Dataset content:
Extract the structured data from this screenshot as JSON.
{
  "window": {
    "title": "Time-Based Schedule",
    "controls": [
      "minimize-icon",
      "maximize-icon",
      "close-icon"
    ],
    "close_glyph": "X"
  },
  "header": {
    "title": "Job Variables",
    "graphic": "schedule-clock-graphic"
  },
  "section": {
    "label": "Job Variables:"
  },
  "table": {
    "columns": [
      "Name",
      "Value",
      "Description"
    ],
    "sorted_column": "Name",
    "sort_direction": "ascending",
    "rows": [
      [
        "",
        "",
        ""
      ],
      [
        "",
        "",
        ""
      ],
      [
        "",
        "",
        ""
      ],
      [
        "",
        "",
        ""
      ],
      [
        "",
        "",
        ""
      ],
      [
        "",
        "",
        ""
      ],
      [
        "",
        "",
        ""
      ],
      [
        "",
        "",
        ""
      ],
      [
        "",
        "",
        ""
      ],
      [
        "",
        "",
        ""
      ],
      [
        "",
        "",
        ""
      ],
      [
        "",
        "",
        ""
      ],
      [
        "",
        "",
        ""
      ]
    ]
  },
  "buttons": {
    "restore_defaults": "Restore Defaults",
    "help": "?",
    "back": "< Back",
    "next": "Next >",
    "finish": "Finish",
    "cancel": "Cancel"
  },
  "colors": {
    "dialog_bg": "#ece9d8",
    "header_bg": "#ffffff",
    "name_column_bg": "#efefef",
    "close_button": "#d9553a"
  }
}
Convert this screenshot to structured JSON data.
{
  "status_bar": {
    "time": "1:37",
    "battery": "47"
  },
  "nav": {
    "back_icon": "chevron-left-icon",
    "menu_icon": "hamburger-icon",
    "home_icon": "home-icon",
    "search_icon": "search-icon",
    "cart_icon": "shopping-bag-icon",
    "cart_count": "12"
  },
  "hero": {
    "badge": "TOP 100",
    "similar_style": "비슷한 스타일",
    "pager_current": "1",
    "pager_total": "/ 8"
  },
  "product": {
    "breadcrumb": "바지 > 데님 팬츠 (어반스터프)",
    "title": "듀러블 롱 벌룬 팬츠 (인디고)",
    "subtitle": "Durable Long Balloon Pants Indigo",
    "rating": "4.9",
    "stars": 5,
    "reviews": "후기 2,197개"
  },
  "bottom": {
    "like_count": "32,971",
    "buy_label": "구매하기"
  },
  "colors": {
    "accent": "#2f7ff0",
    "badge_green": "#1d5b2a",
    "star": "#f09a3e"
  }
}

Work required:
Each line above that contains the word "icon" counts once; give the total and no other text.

The completed task:
8